Google Custom SearchThis is feature allows you to search the site. (Privacy Policy)
Google MapsSome articles have Google Maps embedded in them. (Privacy Policy)
Google ChartsThis is used to display charts and graphs on articles and the author center. (Privacy Policy)
Google AdSense Host APIThis service allows you to sign up for or associate a Google AdSense account with HubPages, so that you can earn money from ads on your articles. No data is shared unless you engage with this feature. (Privacy Policy)
Google YouTubeSome articles have YouTube videos embedded in them. (Privacy Policy)
VimeoSome articles have Vimeo videos embedded in them. (Privacy Policy)
PaypalThis is used for a registered author who enrolls in the HubPages Earnings program and requests to be paid via PayPal. No data is shared with Paypal unless you engage with this feature. (Privacy Policy)
Facebook LoginYou can use this to streamline signing up for, or signing in to your Hubpages account. No data is shared with Facebook unless you engage with this feature. (Privacy Policy)
MavenThis supports the Maven widget and search functionality. (Privacy Policy)
Google AdSenseThis is an ad network. (Privacy Policy)
Google DoubleClickGoogle provides ad serving technology and runs an ad network. (Privacy Policy)
Index ExchangeThis is an ad network. (Privacy Policy)

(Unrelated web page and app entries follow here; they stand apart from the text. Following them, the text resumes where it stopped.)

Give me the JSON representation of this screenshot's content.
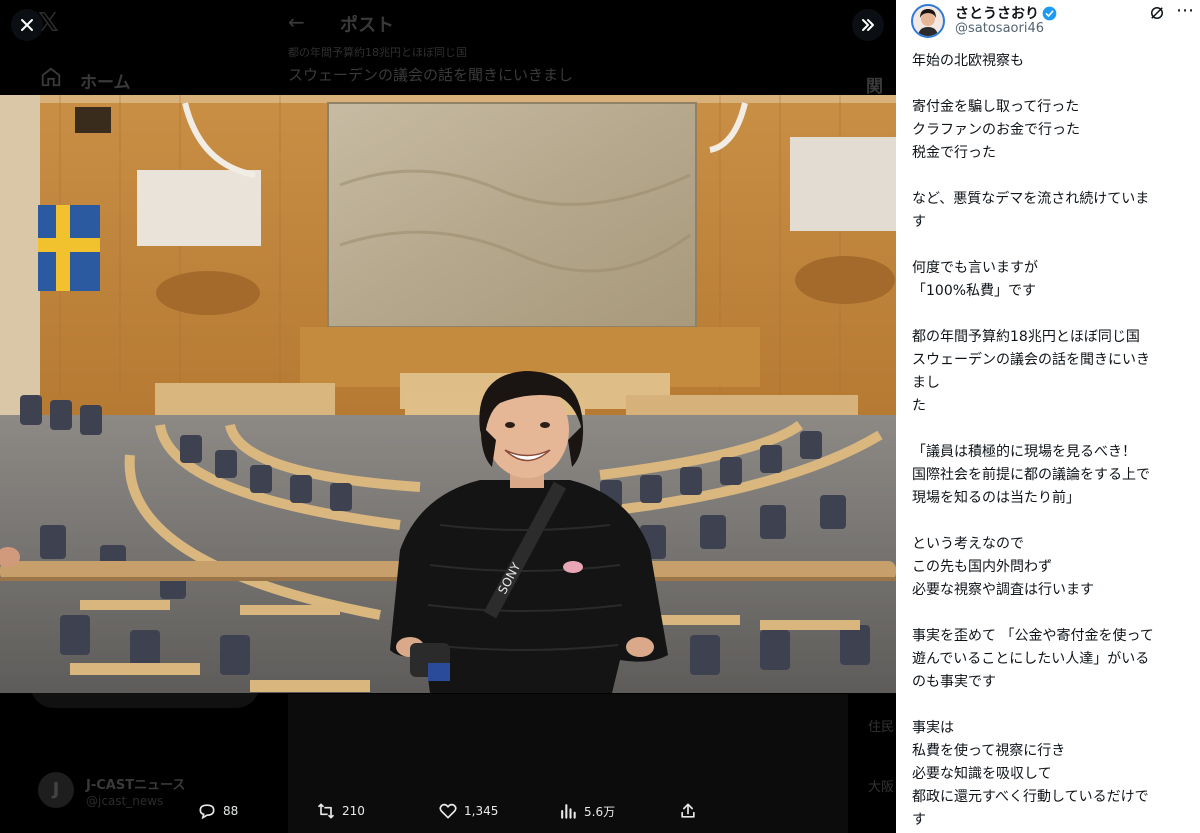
{
  "background": {
    "logo": "𝕏",
    "nav_home": "ホーム",
    "post_header_title": "ポスト",
    "post_meta_line": "都の年間予算約18兆円とほぼ同じ国",
    "post_preview_line": "スウェーデンの議会の話を聞きにいきまし",
    "related_header": "関連",
    "card_name": "J-CASTニュース",
    "card_handle": "@jcast_news",
    "card_avatar_letter": "J",
    "right_snippet_a": "住民",
    "right_snippet_b": "大阪"
  },
  "viewer": {
    "close_icon": "close-icon",
    "expand_icon": "chevron-double-right-icon"
  },
  "actions": {
    "replies": "88",
    "reposts": "210",
    "likes": "1,345",
    "views": "5.6万"
  },
  "post": {
    "author_name": "さとうさおり",
    "author_handle": "@satosaori46",
    "lines": [
      "年始の北欧視察も",
      "",
      "寄付金を騙し取って行った",
      "クラファンのお金で行った",
      "税金で行った",
      "",
      "など、悪質なデマを流され続けていま",
      "す",
      "",
      "何度でも言いますが",
      "「100%私費」です",
      "",
      "都の年間予算約18兆円とほぼ同じ国",
      "スウェーデンの議会の話を聞きにいき",
      "まし",
      "た",
      "",
      "「議員は積極的に現場を見るべき！",
      "国際社会を前提に都の議論をする上で",
      "現場を知るのは当たり前」",
      "",
      "という考えなので",
      "この先も国内外問わず",
      "必要な視察や調査は行います",
      "",
      "事実を歪めて 「公金や寄付金を使って",
      "遊んでいることにしたい人達」がいる",
      "のも事実です",
      "",
      "事実は",
      "私費を使って視察に行き",
      "必要な知識を吸収して",
      "都政に還元すべく行動しているだけで",
      "す"
    ]
  },
  "colors": {
    "verified_blue": "#1d9bf0",
    "panel_bg": "#ffffff",
    "viewer_bg": "#000000"
  }
}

SovrnThis is an ad network. (Privacy Policy)
Facebook AdsThis is an ad network. (Privacy Policy)
Amazon Unified Ad MarketplaceThis is an ad network. (Privacy Policy)

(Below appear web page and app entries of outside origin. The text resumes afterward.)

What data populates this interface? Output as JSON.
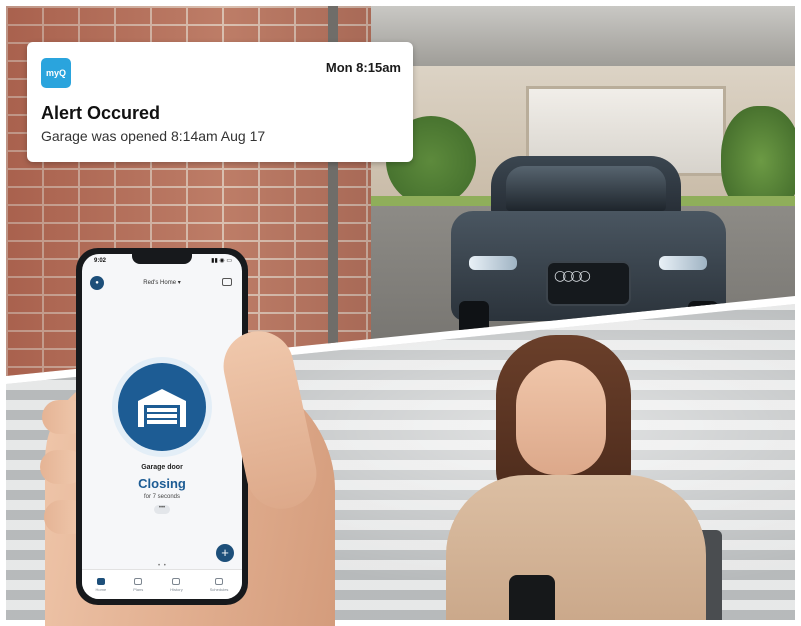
{
  "notification": {
    "app_icon_label": "myQ",
    "time": "Mon 8:15am",
    "title": "Alert Occured",
    "body": "Garage was opened 8:14am Aug 17"
  },
  "phone": {
    "status_time": "9:02",
    "status_icons": "▮▮ ◉ ▭",
    "home_name": "Red's Home ▾",
    "avatar_glyph": "●",
    "device": {
      "name": "Garage door",
      "state": "Closing",
      "detail": "for 7 seconds",
      "more": "•••"
    },
    "page_dots": "• •",
    "fab_label": "+",
    "tabs": [
      {
        "label": "Home"
      },
      {
        "label": "Plans"
      },
      {
        "label": "History"
      },
      {
        "label": "Schedules"
      }
    ]
  },
  "colors": {
    "brand_blue": "#1d5c94",
    "app_icon_blue": "#2aa4dd"
  },
  "icons": [
    "garage-door-icon",
    "plus-icon",
    "message-icon",
    "home-tab-icon",
    "plans-tab-icon",
    "history-tab-icon",
    "schedules-tab-icon"
  ]
}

AppNexusThis is an ad network. (Privacy Policy)
OpenxThis is an ad network. (Privacy Policy)
Rubicon ProjectThis is an ad network. (Privacy Policy)
TripleLiftThis is an ad network. (Privacy Policy)
Say MediaWe partner with Say Media to deliver ad campaigns on our sites. (Privacy Policy)
Remarketing PixelsWe may use remarketing pixels from advertising networks such as Google AdWords, Bing Ads, and Facebook in order to advertise the HubPages Service to people that have visited our sites.
Conversion Tracking PixelsWe may use conversion tracking pixels from advertising networks such as Google AdWords, Bing Ads, and Facebook in order to identify when an advertisement has successfully resulted in the desired action, such as signing up for the HubPages Service or publishing an article on the HubPages Service.
Author Google AnalyticsThis is used to provide traffic data and reports to the authors of articles on the HubPages Service. (Privacy Policy)
ComscoreComScore is a media measurement and analytics company providing marketing data and analytics to enterprises, media and advertising agencies, and publishers. Non-consent will result in ComScore only processing obfuscated personal data. (Privacy Policy)
Amazon Tracking PixelSome articles display amazon products as part of the Amazon Affiliate program, this pixel provides traffic statistics for those products (Privacy Policy)
ClickscoThis is a data management platform studying reader behavior (Privacy Policy)